Mountain Storm, Alexandre Calame (Swiss , 1810 - 1864)

Mountain Storm, Alexandre Calame (Swiss , 1810 – 1864)

“But as for you, continue in what you have learned and firmly believed, knowing from whom you learned it, and how from childhood you have known the sacred writings that are able to instruct you for salvation through faith in Christ Jesus. All scripture is inspired by God and is useful for teaching, for reproof, for correction, and for training in righteousness so that everyone who belongs to God may be proficient, equipped for every good work.” II Timothy 3:14-17

“But as for you…”, Paul says twice to Timothy in the space of four verses (v. 10 -14). In both cases he is drawing the strong contrast between the way the world is moving and how a Christian should stand. In a very real sense this is the message to every Christian in every age : the world, the culture, is going one way, “but as for you…”. Unless we get this we are always in danger of being swept up in the currents of contemporary culture and carried to a place far from Christ.

Even within the church itself are there strong forces to adapt our message and our lives to that flow. To succumb, however, is to our peril and the culture’s itself, for we are called to redeem the culture, to transform it in Christ, not to be transformed by it: “Every Christian is called to be different from the world. ‘Don’t let the world around you squeeze you into its own mold” (Romans 12:2 JBP):

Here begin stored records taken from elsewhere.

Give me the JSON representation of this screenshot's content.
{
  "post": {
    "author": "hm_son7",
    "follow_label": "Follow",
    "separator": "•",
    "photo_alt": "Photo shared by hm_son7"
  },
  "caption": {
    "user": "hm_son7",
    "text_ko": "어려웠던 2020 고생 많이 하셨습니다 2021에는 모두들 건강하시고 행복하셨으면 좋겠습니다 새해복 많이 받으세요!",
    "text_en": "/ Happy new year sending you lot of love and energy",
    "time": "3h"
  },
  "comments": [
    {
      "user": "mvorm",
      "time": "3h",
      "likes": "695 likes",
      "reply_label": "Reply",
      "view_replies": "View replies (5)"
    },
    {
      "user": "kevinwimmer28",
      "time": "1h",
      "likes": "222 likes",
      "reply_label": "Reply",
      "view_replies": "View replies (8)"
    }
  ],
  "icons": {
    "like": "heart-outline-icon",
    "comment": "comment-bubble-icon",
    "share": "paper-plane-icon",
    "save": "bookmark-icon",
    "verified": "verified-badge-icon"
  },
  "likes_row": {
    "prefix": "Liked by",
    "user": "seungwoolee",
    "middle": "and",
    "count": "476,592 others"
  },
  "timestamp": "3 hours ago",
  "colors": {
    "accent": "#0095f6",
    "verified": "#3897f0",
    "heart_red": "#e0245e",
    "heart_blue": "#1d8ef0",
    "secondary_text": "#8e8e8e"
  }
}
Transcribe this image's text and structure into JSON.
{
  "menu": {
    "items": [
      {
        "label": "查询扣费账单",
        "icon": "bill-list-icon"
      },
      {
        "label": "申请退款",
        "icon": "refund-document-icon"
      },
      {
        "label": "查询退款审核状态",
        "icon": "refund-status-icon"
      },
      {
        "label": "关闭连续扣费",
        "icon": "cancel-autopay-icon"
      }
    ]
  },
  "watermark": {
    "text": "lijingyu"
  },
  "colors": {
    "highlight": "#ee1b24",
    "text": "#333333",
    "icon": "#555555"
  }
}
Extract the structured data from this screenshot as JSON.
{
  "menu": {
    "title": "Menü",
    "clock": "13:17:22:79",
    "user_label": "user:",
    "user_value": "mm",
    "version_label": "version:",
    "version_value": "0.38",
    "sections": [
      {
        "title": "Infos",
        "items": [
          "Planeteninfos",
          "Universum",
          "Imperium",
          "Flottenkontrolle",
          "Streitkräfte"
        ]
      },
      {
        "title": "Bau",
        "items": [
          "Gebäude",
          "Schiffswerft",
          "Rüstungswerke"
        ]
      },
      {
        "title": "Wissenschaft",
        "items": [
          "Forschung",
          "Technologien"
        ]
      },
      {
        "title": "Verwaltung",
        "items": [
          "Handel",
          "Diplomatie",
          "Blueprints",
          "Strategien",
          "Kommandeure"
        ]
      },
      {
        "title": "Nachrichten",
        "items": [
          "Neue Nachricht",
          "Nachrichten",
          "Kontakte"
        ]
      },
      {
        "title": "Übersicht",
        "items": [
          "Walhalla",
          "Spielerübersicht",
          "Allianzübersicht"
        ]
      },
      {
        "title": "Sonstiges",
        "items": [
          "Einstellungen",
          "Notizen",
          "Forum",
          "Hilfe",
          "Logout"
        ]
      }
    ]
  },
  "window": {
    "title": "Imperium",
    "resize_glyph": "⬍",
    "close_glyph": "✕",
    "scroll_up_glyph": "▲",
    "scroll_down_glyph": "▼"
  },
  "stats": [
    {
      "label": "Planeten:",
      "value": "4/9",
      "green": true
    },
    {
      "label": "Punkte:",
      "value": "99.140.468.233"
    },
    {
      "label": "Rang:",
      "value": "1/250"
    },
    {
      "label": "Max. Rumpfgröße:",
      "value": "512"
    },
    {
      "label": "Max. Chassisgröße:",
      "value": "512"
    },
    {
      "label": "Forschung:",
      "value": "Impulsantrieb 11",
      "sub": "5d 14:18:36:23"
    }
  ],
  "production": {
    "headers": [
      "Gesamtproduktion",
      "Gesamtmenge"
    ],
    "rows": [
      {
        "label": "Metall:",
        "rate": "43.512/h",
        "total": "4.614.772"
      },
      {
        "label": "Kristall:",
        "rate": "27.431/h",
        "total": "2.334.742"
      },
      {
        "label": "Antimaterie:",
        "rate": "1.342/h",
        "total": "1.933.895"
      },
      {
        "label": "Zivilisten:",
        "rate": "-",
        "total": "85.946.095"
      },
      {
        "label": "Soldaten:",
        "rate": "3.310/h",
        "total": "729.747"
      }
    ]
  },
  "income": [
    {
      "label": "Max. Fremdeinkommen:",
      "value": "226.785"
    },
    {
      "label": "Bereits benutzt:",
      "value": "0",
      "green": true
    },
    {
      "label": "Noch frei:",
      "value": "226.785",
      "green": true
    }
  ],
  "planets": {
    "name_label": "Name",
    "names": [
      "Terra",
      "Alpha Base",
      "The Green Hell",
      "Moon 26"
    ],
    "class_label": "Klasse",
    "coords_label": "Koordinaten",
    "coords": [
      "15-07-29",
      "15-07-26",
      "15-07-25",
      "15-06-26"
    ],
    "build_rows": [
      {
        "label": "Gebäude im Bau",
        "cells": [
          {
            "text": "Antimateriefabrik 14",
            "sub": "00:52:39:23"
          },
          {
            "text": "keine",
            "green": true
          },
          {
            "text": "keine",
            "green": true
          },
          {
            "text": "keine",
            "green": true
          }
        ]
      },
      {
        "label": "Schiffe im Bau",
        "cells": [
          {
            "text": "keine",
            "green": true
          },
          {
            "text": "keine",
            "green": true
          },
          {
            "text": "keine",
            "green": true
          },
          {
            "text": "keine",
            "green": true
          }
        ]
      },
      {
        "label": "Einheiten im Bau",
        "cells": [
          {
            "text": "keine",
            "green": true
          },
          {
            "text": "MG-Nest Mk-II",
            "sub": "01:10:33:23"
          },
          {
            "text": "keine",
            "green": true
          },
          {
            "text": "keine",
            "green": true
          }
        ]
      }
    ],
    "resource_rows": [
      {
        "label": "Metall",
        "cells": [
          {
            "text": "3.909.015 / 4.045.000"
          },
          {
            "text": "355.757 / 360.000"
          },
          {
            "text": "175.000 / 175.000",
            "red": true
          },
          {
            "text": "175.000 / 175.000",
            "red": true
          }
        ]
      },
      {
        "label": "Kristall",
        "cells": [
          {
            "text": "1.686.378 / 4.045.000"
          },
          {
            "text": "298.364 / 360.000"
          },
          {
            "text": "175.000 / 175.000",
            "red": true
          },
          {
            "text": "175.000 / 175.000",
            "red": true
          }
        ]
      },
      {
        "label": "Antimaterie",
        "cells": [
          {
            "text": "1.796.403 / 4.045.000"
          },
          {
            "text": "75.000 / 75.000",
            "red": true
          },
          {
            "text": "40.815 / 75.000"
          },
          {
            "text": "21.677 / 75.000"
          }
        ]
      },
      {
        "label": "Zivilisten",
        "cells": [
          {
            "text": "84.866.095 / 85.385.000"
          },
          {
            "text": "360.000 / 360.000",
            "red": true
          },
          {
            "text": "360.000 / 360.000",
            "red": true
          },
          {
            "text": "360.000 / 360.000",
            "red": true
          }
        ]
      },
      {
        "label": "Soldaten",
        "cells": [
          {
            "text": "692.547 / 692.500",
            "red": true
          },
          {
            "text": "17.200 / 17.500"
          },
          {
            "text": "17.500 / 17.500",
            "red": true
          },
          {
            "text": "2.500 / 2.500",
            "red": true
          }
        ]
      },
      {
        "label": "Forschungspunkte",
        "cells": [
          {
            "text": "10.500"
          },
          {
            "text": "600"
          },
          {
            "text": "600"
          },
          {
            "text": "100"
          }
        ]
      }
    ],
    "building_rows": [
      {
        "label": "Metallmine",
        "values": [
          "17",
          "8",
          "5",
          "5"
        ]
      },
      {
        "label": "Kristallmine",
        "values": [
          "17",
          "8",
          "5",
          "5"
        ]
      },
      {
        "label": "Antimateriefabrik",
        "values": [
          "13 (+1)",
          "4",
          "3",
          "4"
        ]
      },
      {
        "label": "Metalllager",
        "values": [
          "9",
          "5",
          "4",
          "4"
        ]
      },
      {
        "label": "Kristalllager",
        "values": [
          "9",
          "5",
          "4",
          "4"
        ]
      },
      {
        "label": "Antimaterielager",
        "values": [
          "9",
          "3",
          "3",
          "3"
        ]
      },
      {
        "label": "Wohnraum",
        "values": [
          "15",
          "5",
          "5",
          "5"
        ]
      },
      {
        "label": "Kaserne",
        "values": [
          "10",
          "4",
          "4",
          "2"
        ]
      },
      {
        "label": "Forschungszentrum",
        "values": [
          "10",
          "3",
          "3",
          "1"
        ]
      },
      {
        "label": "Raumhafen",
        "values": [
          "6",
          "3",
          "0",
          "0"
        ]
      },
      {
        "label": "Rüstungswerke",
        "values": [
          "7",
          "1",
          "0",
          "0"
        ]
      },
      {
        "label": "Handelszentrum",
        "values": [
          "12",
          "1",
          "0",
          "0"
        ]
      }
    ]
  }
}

“Certainly the pressures upon us to conform are colossal, not only from the direct challenge to traditional beliefs and morals, but also – and more – from the insidious and pervasive atmosphere of secularism which even seeps into the church. Many give in, often without realizing what they are doing. But again and again the word of God addresses us, calling us not to be moved. We are not to be like a ‘reed shaken by the wind’, feebly bowing down before it from whatever direction it may blow. Rather, like a rock in a mountain torrent, we are to stand firm.” John Stott, II Timothy, p. 92)

As the foundation of Timothy’s ability to stand “like a rock in a torrent”, Paul calls him to “continue in what you have learned and firmly believed”. That is, to remember clearly and hold fast to the faith as delivered by the apostles, to let that faith be the standard of his belief and teaching. It is the same for us, the faith we hold to must be the one “once for all delivered to the saints”, and by that faith we judge everything.

Moreover, this faith and stance are to be shaped by Scripture. Scripture was to be the standard of all Timothy believed and all he taught. It is also to be so for us. From the beginning, the Holy Scripture, those books which the Church has realized and recognized as inspired by God, has been the standard of our belief. The Dogmatic Constitution on Divine Revelation, Dei Verbum, from Vatican II speaks clearly of the historic belief of the entire Church, whether Catholic or Protestant:

“The divinely revealed realities, which are contained and presented in the text of sacred Scripture, have been written down under the inspiration of the Holy Scripture. For Holy Mother Church relying on the faith of the apostolic age, accepts as sacred and canonical the books of the Old and New Testament entire, with all their parts, on the grounds that, written under the inspiration of the Holy Spirit (cf John 20:31; II Timothy 3:16, II Peter 1:19-21,3:15-16)… Since, therefore , all that the inspired authors, or sacred writers, affirm should be regarded as affirmed by the Holy Spirit, we must acknowledge that the books of Scripture firmly, faithfully and without error, teach that truth which God, for the sake of our salvation, wished to see confided to Sacred Scripture.”

But even beyond that, the inspired Word was to be seen as a living thing that not only set the standard of our faith but which helped to produce that very faith itself. As Paul says, therefore, “it is useful for teaching, for reproof, for correction, and for training in righteousness.” Or, as Dei Verbum says, “And such is the force and power of the Word of God that it can serve the Church as strength for their faith, food for their soul, and a pure and lasting fount of spiritual life.

The Christian is called to hold fast to the Scripture as both the standard of her belief, a true source of her inspiration, and and a sure fount of her transformation. That is, God has inspired scripture and still inspires those who read Scripture in faith. As such there cannot be much more important task for all of us than to embrace and learn God’s Written Word. To that end, the prayer Thomas Cranmer, Archbishop of Canterbury wrote for the Anglican liturgy should become the prayer of each of us:

“Blessed Lord, who caused all Holy Scripture to be written for our learning: Grant us so to hear them, read, mark, learn, and inwardly digest them, that we may embrace and ever hold fast the blessed hope of everlasting life, which you have given us in our savior Jesus Christ; who lives and reigns with you and the Holy Spirit, one God, for ever and ever. Amen

“Ignorance of the Scriptures is ignorance of Christ” St Jerome